● **Web page and app entries**:
::::

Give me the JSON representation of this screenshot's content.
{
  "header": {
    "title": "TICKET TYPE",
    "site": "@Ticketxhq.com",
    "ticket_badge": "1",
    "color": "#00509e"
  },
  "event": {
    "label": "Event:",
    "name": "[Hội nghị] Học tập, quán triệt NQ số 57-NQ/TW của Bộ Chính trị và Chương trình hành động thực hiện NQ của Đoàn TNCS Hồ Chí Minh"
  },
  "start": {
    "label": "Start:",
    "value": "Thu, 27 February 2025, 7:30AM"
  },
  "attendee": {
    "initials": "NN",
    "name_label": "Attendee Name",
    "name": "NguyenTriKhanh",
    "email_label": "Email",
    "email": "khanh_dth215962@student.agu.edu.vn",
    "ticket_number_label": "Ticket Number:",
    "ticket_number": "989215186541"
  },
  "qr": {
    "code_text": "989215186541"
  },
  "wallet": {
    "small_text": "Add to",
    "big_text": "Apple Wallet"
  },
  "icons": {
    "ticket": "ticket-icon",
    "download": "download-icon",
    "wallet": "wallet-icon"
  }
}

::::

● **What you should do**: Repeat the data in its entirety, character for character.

● **Task result**:
Give me the JSON representation of this screenshot's content.
{
  "header": {
    "title": "TICKET TYPE",
    "site": "@Ticketxhq.com",
    "ticket_badge": "1",
    "color": "#00509e"
  },
  "event": {
    "label": "Event:",
    "name": "[Hội nghị] Học tập, quán triệt NQ số 57-NQ/TW của Bộ Chính trị và Chương trình hành động thực hiện NQ của Đoàn TNCS Hồ Chí Minh"
  },
  "start": {
    "label": "Start:",
    "value": "Thu, 27 February 2025, 7:30AM"
  },
  "attendee": {
    "initials": "NN",
    "name_label": "Attendee Name",
    "name": "NguyenTriKhanh",
    "email_label": "Email",
    "email": "khanh_dth215962@student.agu.edu.vn",
    "ticket_number_label": "Ticket Number:",
    "ticket_number": "989215186541"
  },
  "qr": {
    "code_text": "989215186541"
  },
  "wallet": {
    "small_text": "Add to",
    "big_text": "Apple Wallet"
  },
  "icons": {
    "ticket": "ticket-icon",
    "download": "download-icon",
    "wallet": "wallet-icon"
  }
}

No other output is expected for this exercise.